New Bipartisan Vape Bill Introduced

The new FDA Deeming Authority Clarification Act of 2017 will change the deeming predicate date

Vapers have federal legislation to fight for again. And there’s a good chance it can succeed.

A new bill has been introduced by Reps. Tom Cole (R-OK) and Sanford Bishop (D-GA) that would change the predicate date in the FDA’s deeming regulations. The legislation is called the FDA Deeming Authority Clarification Act of 2017.

Changing the predicate date will not prevent the FDA from having approval authority over products introduced after the new predicate date, but it allows all current products to remain on the market without applying for marketing approval. Existing products will still have to meet safety and marketing standards imposed by the agency.

Note: the bill has been designated HR 1136.

“Vapor products offer a promising path for harm reduction for those seeking to quit or limit their smoking,” said Rep. Bishop. “This legislation would ensure the FDA’s regulatory process does not limit the availability of safer tobacco options for those seeking to make use of them.”

The new bill is very similar to last year’s Cole-Bishop amendment. The most important feature of the legislation is that it eliminates the 2007 “grandfather” (or predicate) date as it applies to vapor products. The predicate date forced any product that went to market after Feb. 15, 2007 to go through a difficult approval process, including filing a premarket tobacco application (PMTA) that could cost as much as several million dollars.

Last year’s amendment was abandoned after the election of Donald Trump as president allowed the Republican Congress the luxury of not rushing through a budget bill at the end of the year. Legislation not acted upon during one Congressional session must be reintroduced during the next.

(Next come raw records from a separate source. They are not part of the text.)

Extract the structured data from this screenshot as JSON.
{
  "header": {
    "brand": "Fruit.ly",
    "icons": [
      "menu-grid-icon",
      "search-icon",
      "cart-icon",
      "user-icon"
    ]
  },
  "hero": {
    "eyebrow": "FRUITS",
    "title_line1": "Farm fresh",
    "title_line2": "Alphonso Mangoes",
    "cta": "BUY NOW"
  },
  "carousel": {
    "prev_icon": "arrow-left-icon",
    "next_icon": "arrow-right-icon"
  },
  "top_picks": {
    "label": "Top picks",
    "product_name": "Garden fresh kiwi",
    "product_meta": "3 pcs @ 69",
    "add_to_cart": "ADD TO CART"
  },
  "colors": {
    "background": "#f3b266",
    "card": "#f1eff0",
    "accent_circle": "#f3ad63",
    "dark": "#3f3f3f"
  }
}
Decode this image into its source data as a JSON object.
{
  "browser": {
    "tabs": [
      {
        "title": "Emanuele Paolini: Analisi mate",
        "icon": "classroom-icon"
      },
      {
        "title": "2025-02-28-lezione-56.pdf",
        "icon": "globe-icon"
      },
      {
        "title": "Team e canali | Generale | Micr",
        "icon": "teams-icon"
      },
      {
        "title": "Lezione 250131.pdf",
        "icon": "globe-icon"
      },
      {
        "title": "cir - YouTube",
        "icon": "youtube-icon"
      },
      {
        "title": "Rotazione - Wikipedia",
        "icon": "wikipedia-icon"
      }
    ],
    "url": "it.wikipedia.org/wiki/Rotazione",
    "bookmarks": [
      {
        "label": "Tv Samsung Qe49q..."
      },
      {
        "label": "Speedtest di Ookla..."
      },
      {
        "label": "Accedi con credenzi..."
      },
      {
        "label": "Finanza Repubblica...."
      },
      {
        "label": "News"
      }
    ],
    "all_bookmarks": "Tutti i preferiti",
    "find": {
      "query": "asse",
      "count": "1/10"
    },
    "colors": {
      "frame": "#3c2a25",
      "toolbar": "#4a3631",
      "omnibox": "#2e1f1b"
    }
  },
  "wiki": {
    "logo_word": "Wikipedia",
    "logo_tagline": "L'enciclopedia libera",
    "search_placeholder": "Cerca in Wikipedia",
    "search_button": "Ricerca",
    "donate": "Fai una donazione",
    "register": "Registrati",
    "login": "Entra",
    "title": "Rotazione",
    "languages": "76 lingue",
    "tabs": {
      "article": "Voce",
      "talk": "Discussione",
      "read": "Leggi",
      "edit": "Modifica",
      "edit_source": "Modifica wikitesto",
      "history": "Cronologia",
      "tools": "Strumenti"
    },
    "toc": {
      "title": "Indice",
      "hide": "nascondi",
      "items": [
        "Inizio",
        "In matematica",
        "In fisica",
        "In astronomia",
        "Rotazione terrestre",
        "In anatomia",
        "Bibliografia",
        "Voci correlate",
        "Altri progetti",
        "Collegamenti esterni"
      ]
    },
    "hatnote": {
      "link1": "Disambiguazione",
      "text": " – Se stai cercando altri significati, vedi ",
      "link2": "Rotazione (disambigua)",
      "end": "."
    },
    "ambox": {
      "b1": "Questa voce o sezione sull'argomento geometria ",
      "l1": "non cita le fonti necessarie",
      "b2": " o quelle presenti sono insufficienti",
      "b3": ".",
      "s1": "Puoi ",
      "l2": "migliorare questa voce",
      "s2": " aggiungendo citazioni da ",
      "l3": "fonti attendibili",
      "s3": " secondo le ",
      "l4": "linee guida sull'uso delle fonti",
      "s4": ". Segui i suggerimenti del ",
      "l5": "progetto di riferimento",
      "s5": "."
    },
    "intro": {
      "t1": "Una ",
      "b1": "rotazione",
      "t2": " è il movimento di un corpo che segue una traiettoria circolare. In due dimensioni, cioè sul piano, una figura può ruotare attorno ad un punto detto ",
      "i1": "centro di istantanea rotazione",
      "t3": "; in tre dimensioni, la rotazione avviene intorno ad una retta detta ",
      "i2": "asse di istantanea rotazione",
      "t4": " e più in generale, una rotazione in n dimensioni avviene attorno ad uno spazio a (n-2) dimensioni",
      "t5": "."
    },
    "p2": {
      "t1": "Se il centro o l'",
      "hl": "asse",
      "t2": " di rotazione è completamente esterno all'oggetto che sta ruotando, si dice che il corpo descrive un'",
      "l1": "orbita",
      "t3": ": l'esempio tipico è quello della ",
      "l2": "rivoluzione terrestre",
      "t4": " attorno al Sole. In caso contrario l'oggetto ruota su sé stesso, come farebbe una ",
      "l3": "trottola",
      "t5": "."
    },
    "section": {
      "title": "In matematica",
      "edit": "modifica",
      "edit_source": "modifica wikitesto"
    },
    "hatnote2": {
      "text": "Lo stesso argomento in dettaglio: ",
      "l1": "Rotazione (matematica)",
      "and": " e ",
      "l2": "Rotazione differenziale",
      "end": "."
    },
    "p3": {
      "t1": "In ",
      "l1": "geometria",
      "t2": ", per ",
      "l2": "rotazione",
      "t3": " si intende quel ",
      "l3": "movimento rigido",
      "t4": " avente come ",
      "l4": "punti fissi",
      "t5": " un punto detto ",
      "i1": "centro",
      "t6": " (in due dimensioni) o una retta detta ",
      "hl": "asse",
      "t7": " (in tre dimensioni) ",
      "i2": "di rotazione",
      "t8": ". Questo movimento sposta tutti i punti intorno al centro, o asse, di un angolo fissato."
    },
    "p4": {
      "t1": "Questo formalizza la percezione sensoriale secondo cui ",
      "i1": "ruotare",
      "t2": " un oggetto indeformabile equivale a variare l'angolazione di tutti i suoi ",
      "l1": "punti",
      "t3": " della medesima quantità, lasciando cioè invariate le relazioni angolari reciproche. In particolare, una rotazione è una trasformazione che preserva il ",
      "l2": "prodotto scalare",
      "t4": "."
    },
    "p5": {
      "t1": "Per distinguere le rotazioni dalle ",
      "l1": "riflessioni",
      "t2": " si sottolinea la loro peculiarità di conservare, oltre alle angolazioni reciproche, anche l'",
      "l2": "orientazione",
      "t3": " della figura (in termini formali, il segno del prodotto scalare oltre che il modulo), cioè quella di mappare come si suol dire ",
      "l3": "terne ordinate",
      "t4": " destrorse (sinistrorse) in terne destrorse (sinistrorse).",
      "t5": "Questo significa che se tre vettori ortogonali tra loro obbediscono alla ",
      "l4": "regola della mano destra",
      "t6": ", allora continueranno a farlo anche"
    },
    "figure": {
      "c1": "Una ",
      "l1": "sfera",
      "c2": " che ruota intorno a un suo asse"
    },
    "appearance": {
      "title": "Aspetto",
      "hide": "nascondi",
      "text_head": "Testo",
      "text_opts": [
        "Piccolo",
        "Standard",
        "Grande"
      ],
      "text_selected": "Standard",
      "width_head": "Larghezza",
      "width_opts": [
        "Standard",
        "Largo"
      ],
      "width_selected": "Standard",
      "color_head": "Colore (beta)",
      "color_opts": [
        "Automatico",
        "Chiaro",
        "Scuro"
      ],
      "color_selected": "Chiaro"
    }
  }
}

As in last year’s Cole-Bishop effort, the current bill offers some compromises that some vape industry people may not like. The bill orders the FDA to regulate batteries, and imposes product standards, labeling rules, and registration of retailers and manufacturers. There are some advertising restrictions too, probably in an effort to gain support from typically vape-skeptical Democrats.

Despite allowing the FDA to maintain control over vapor products, immediate reaction was positive from vaping advocates. There will certainly be a campaign of phone calls and letters to Congress to get this legislation moving.